TRY IT →
Read the lines below. Copy out any that hold the string "structured".

--------------------------------------------------

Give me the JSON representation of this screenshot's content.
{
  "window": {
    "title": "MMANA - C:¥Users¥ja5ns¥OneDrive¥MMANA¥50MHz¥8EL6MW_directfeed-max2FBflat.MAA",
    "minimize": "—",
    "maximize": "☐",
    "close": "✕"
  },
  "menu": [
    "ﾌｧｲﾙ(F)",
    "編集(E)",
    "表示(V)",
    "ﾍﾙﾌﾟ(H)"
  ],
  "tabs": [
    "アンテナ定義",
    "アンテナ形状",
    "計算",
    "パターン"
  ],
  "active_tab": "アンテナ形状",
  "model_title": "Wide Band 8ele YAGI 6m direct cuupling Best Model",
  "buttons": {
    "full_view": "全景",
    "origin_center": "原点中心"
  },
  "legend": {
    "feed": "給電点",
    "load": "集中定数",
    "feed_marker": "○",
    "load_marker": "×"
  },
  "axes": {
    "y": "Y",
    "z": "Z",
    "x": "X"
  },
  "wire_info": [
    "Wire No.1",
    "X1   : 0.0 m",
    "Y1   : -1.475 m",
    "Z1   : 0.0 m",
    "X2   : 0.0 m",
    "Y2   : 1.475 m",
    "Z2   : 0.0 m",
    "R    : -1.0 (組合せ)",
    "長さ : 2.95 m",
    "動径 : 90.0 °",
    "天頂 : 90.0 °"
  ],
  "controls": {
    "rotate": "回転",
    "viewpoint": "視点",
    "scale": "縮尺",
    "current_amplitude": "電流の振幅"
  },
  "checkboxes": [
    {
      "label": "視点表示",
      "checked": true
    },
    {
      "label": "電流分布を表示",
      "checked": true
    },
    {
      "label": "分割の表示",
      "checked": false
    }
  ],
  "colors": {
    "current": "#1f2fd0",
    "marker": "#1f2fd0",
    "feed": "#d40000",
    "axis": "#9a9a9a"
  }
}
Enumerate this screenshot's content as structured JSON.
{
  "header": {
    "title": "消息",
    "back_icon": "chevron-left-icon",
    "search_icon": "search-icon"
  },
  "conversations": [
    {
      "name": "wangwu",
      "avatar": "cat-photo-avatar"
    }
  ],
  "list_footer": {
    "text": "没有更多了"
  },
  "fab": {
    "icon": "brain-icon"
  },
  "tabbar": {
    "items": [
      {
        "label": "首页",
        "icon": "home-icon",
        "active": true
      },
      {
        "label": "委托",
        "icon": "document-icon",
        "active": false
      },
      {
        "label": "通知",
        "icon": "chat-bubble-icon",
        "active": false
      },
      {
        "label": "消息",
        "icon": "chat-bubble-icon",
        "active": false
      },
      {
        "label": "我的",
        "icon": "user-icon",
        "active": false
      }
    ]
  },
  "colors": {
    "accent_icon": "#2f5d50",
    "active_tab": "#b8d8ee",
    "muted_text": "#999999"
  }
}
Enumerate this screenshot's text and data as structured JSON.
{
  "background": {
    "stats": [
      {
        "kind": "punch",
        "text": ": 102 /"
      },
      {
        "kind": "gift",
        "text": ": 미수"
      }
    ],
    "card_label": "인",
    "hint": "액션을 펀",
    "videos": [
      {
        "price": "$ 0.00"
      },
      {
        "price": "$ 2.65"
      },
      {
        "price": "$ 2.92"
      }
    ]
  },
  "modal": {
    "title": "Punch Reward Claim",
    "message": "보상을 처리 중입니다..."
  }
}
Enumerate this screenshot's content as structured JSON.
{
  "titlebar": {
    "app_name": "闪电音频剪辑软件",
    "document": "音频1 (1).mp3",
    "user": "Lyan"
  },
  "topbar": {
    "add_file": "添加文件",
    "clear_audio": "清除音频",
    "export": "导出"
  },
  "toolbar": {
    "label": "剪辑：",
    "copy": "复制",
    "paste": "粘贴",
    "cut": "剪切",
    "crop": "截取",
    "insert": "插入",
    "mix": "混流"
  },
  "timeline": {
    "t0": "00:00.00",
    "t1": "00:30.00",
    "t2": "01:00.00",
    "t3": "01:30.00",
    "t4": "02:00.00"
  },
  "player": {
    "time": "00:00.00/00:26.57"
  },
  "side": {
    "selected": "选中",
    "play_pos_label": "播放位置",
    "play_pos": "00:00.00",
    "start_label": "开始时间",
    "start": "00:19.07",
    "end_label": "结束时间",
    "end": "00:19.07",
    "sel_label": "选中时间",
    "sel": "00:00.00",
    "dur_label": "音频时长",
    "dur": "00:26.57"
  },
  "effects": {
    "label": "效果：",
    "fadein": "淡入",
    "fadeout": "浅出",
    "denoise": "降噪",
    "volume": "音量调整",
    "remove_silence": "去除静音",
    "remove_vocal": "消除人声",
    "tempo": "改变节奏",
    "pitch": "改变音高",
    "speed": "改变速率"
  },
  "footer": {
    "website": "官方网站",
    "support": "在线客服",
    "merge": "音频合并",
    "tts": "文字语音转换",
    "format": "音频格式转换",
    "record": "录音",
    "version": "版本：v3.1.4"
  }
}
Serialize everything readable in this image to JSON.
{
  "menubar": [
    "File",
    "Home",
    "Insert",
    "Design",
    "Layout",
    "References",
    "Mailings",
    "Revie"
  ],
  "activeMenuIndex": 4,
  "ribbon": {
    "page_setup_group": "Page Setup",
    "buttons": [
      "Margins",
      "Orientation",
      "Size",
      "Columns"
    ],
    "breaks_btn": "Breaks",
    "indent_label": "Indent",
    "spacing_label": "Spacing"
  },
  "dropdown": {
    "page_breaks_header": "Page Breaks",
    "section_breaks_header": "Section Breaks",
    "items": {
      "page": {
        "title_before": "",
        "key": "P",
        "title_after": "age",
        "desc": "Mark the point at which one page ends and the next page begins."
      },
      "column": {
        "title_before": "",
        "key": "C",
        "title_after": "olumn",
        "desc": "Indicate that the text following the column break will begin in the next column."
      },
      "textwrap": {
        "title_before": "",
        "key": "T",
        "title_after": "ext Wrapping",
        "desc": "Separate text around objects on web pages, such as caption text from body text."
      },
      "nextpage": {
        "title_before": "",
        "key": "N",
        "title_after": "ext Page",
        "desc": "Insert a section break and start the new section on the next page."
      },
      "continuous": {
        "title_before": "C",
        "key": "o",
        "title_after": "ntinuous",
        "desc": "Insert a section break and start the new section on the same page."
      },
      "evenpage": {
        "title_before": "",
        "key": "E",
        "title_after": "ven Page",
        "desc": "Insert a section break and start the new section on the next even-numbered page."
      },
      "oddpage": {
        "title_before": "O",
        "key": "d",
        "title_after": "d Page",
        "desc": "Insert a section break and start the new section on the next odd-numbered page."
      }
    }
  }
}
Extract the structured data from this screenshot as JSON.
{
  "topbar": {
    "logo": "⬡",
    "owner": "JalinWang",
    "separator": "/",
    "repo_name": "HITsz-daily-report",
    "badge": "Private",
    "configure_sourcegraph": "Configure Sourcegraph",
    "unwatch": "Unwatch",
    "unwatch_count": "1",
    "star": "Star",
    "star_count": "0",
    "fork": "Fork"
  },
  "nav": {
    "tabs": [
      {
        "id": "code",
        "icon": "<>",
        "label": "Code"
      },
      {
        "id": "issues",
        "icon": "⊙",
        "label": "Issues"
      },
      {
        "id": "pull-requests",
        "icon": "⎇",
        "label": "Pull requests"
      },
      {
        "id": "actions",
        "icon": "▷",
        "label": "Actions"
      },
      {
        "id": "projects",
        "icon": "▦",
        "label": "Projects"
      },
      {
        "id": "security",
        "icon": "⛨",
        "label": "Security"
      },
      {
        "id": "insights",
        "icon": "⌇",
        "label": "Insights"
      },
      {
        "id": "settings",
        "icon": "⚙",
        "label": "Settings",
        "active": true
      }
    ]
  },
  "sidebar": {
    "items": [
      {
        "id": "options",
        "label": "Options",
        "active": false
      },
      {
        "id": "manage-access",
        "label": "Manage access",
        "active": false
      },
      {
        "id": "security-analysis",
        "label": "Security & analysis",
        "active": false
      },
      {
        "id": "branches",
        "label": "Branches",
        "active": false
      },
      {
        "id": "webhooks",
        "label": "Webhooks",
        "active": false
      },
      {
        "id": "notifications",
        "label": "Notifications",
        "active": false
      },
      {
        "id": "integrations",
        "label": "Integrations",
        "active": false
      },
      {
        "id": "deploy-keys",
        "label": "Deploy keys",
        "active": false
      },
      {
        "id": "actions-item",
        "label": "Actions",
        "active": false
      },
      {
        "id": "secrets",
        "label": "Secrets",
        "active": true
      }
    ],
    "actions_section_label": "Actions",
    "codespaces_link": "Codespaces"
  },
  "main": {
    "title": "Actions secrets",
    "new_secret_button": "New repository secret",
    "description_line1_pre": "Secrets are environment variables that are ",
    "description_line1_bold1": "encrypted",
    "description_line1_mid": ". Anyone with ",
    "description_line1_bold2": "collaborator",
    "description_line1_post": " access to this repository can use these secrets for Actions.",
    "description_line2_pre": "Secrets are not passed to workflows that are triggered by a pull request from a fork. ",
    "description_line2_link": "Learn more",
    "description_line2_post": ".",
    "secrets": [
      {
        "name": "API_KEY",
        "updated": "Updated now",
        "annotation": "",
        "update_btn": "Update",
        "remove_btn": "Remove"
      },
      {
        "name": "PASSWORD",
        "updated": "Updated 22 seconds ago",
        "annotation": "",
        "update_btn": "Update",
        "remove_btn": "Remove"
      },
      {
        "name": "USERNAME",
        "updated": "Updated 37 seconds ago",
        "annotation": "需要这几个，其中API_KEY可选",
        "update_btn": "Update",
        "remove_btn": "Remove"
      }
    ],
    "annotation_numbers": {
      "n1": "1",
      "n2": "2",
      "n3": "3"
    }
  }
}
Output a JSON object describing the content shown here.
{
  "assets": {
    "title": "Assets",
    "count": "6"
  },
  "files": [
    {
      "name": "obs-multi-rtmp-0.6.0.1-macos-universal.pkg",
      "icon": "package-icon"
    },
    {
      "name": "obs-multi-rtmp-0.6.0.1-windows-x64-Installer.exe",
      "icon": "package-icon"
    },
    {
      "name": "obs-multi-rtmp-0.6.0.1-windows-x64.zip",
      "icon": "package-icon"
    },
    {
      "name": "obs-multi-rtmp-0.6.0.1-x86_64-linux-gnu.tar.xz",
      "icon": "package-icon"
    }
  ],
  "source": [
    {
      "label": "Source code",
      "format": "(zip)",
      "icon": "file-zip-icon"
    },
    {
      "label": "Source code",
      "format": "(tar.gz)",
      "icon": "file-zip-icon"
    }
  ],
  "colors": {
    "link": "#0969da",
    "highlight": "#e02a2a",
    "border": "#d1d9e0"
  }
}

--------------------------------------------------

WRITTEN RESPONSE →
Enumerate this screenshot's content as structured JSON.
Enumerate this screenshot's text and data as structured JSON.
Enumerate this screenshot's content as structured JSON.
Extract the structured data from this screenshot as JSON.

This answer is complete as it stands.